Swan Township has one candidate running unopposed: Fiscal Officer candidate Beverly L. Goheen
Vinton Township has one candidate running unopposed: Fiscal Officer candidate Cy Vierstra
The Vinton Soil & Water Conservation District and Natural Resource Conservation Service will be hosting a two night and Saturday morning grazing school for producers.
When landowners finish the course, they will be able to develop an assessment for a Grazing Management Plan for their operation. The grazing management plan outlines the conservation practices and management needed on the farm to improve forage production and animal performance in a way that also protects the environment.
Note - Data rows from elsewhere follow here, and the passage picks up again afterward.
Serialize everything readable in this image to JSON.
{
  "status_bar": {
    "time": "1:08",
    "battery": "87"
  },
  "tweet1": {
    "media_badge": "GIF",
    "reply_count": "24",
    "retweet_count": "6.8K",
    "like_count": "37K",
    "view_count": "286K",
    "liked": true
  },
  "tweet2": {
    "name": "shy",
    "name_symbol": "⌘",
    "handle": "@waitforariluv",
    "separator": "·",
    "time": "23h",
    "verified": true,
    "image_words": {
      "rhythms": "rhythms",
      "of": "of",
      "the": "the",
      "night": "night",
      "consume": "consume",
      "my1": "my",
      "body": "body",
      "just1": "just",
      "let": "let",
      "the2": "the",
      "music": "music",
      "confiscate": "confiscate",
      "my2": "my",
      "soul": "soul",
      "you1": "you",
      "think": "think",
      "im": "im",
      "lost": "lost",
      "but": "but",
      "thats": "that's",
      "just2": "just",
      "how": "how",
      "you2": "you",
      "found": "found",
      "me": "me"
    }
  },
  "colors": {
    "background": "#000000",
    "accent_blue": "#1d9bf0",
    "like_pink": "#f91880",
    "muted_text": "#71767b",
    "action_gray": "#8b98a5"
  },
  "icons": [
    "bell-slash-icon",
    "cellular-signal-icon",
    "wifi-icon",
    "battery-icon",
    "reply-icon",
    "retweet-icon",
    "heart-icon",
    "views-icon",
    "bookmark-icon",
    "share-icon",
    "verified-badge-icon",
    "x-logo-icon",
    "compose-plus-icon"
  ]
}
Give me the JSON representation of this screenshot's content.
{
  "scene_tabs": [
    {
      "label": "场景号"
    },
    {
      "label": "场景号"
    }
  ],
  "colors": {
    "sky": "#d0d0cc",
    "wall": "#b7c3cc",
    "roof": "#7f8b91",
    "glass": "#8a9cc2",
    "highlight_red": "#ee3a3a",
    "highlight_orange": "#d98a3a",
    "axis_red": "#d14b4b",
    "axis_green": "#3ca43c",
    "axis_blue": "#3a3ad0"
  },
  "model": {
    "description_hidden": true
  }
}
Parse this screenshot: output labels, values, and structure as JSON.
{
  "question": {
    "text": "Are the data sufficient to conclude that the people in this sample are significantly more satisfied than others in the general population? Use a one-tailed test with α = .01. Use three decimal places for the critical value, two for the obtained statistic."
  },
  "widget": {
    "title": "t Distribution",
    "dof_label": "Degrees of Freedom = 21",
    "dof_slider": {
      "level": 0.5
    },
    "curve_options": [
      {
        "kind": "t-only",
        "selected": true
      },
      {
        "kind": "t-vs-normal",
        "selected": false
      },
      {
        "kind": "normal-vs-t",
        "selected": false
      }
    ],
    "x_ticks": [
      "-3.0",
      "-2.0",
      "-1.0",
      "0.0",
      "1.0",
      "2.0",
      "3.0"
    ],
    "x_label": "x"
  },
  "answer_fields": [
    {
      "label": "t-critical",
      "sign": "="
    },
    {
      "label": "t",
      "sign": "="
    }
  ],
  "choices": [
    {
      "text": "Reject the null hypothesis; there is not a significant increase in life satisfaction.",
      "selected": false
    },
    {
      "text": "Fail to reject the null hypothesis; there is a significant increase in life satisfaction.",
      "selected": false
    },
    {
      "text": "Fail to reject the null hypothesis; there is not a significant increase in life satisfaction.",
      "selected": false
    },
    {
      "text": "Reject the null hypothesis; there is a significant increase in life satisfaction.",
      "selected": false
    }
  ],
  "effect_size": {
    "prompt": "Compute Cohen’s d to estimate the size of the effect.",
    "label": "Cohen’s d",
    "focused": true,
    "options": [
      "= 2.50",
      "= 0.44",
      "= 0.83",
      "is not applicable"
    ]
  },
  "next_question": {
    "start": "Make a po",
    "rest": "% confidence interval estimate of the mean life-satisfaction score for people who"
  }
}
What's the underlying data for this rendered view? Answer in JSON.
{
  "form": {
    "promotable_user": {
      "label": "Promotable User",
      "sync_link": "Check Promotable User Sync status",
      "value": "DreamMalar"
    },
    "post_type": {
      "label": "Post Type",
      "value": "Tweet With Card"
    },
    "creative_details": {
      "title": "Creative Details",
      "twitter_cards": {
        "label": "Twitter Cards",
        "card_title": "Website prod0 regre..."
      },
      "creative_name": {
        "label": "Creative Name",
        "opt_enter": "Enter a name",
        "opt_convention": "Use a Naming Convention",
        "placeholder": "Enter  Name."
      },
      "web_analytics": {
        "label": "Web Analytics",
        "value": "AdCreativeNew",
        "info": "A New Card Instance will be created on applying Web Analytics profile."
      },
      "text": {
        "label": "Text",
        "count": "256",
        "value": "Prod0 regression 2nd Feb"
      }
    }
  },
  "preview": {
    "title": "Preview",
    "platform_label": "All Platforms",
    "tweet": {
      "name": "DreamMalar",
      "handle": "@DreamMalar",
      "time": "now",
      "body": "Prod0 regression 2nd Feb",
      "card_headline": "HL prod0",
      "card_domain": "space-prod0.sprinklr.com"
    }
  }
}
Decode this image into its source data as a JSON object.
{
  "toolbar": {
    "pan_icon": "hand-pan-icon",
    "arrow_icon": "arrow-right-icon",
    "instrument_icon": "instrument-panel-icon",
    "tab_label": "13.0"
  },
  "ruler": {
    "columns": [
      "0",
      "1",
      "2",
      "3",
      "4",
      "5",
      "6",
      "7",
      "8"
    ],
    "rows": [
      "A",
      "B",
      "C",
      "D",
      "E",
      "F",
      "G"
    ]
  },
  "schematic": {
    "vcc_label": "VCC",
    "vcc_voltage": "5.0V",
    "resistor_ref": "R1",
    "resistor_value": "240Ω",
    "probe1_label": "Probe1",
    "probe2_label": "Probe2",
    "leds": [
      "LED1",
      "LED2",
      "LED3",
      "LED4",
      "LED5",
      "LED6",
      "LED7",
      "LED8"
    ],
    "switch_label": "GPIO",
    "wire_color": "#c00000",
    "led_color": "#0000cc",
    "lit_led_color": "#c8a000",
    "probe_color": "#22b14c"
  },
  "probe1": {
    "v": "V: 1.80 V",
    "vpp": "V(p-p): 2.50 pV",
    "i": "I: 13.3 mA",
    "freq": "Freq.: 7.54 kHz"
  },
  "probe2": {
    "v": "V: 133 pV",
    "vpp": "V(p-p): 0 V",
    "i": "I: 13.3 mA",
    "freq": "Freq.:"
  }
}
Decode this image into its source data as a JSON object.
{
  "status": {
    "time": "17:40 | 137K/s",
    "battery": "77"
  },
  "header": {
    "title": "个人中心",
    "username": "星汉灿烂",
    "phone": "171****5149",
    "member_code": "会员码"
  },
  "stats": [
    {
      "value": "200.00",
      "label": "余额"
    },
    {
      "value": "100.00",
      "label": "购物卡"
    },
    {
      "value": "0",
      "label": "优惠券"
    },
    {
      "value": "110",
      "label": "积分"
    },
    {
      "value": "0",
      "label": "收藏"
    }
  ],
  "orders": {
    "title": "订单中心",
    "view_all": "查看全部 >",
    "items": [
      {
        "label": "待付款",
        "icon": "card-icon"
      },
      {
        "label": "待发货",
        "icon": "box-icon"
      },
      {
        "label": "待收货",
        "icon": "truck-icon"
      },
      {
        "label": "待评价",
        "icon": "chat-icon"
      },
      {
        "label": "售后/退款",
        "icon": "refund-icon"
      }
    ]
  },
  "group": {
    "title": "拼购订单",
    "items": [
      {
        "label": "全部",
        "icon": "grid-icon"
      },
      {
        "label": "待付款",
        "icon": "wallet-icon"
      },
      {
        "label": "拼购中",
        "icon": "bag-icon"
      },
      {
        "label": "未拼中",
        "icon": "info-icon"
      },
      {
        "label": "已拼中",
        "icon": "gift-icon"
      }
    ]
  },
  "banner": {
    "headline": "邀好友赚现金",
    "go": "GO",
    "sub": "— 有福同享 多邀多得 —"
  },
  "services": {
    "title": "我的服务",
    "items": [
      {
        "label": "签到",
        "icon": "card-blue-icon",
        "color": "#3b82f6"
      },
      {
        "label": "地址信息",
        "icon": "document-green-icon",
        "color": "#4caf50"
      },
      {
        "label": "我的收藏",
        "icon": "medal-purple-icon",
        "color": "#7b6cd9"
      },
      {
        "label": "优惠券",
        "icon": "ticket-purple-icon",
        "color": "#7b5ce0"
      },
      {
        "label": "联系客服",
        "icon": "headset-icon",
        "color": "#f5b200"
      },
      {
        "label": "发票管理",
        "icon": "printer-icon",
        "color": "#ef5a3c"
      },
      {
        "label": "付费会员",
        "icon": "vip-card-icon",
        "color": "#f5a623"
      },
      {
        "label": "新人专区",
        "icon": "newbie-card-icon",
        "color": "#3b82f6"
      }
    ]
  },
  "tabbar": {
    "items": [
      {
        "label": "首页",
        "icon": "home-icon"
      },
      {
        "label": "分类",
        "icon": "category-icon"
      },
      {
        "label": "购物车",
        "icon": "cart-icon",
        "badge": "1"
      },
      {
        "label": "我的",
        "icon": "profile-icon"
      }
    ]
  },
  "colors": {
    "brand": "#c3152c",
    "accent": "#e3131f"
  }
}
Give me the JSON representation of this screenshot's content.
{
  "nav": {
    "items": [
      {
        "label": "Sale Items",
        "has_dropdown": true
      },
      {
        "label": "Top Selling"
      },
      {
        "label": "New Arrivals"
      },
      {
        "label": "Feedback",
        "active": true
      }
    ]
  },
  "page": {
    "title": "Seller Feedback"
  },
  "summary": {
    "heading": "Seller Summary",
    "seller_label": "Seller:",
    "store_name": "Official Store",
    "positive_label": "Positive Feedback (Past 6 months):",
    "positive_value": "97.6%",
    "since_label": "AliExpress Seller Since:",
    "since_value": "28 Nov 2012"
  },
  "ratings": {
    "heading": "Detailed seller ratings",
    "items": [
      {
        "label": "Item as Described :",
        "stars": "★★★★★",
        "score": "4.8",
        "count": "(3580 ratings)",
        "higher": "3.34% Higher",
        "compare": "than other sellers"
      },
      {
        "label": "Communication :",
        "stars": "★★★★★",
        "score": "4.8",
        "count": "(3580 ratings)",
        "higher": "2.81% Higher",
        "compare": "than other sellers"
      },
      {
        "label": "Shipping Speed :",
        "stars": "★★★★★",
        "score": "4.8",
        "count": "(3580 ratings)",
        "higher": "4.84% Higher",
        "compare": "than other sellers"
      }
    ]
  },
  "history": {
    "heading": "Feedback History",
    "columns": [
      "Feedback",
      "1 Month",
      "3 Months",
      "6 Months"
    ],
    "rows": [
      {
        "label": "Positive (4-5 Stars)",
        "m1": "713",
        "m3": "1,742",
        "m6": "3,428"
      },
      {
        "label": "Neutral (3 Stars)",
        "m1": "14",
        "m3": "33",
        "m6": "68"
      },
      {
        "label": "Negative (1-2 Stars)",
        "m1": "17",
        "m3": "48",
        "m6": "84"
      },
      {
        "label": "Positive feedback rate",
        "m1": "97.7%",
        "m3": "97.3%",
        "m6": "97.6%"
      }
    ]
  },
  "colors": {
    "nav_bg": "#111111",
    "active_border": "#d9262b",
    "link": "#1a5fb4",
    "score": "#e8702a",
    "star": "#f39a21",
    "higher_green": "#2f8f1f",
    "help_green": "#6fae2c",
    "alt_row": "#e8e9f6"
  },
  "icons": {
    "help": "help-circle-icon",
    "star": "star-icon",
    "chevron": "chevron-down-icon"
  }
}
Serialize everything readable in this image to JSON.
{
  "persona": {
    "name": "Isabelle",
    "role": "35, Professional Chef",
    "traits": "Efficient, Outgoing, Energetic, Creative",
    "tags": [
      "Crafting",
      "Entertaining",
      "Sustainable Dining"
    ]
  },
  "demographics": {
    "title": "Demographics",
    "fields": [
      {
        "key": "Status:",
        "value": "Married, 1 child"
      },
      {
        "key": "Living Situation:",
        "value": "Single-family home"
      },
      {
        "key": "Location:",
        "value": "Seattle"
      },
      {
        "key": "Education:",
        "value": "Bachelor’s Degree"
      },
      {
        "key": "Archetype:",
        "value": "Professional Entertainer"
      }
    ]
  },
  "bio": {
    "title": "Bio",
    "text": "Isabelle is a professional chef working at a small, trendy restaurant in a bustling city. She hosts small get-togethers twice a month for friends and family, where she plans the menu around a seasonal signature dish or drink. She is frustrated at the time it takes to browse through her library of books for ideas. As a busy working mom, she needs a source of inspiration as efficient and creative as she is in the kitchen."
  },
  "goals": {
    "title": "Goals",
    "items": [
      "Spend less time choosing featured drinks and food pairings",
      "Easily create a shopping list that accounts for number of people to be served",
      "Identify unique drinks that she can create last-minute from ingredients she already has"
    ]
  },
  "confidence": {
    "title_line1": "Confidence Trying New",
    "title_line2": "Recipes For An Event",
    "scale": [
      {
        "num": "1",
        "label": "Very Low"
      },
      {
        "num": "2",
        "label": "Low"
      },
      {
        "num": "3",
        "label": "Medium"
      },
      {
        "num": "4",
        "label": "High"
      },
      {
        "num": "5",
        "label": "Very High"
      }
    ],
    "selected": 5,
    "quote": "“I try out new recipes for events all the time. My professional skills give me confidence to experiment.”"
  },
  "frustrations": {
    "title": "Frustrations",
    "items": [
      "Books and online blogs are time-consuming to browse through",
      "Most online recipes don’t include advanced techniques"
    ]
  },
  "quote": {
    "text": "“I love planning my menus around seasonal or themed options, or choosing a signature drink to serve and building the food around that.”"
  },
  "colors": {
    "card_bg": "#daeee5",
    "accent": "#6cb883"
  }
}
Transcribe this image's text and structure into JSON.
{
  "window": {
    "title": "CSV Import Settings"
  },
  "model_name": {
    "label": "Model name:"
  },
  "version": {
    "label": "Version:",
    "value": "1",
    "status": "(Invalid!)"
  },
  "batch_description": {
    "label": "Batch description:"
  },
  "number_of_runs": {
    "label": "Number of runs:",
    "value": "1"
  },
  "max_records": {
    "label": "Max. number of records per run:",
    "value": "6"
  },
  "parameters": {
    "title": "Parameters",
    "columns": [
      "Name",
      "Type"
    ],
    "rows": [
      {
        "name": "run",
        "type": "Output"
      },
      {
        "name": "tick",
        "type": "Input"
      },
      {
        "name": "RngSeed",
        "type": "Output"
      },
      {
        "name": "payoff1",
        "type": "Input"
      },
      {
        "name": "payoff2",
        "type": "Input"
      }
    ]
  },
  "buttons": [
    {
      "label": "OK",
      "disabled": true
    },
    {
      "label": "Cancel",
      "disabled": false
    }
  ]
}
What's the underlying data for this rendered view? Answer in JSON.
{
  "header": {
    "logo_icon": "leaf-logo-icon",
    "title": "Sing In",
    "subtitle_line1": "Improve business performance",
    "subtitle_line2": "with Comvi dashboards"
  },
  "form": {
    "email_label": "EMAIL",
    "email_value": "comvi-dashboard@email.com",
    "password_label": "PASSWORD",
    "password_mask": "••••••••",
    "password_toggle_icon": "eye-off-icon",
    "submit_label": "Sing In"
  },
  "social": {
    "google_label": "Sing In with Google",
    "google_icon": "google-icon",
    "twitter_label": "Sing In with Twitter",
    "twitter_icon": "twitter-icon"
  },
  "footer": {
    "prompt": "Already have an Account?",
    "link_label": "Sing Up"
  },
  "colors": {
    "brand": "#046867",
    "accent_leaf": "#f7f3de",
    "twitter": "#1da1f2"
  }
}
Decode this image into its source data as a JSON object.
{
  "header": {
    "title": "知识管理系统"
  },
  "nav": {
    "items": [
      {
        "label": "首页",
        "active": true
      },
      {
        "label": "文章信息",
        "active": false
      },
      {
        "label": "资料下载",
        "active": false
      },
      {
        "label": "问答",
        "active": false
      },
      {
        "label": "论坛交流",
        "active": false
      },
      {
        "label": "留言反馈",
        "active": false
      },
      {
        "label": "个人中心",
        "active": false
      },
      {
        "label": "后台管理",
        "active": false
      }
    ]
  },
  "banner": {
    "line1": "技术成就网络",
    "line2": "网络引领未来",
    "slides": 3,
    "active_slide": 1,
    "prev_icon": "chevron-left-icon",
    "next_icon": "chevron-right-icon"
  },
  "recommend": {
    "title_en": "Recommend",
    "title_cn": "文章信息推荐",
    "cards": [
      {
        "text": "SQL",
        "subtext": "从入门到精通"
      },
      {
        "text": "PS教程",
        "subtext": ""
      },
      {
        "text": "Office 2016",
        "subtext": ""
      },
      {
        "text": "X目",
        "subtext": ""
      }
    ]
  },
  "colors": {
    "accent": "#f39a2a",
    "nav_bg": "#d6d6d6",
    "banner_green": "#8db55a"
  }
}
This grazing management workshop is designed to help livestock producers improve their operation and grazing management system.
Topics covered will include economics, animal nutrition, soil fertility, forage species selection, paddock design, conservation practices, plant growth, fencing and watering systems.
The workshop will take place at the Vinton SWCD office in the Community Building on October 27th & 29th from 6-9 p.m. and from 9 a.m. to 12 p.m. at Dr. Patricia Speck’s farm on Siverly Creek Rd. Reservations are required and there is a $15 fee to cover course materials.
If anyone has questions or wants to make reservations, they can contact the Vinton SWCD office at (740) 596-5676 or by e-mail at email@example.com.
McArthur VFW Post 5299 will be holding an all-you-can-eat fish fry on October 9 at the McArthur Post, located at 401 Veterans Memorial Drive in McArthur from 5 – 6:30 p.m.
The cost of the event will be $8.00 and $4 for children under 10.
A drink and a dessert will be included. Both dine-in and carry-out options will be made available.
One of the most popular events at the Vinton County Airport each year is the Young Eagles/Leaf Peep where youngsters through age 17 can get one free airplane ride. This event will be held at the airport Sunday, October 11 beginning at noon and running until 5 p.m. All are welcome to take rides, but those older than 17 must get a ticket for $30 per adult.
There will also be food available in the airport’s shelter house all afternoon.
Pilots from the Vinton County Pilots and Boosters Association will provide the rides which also offer the added pleasure of seeing the fall leaf colors from the air.
This is the last formal event at the airport for 2015, so don’t miss the opportunity to see a good portion of Vinton County from the air.
The Vinton County Airport is located about six miles north of McArthur just off St. Rt. 93 on Airport Road.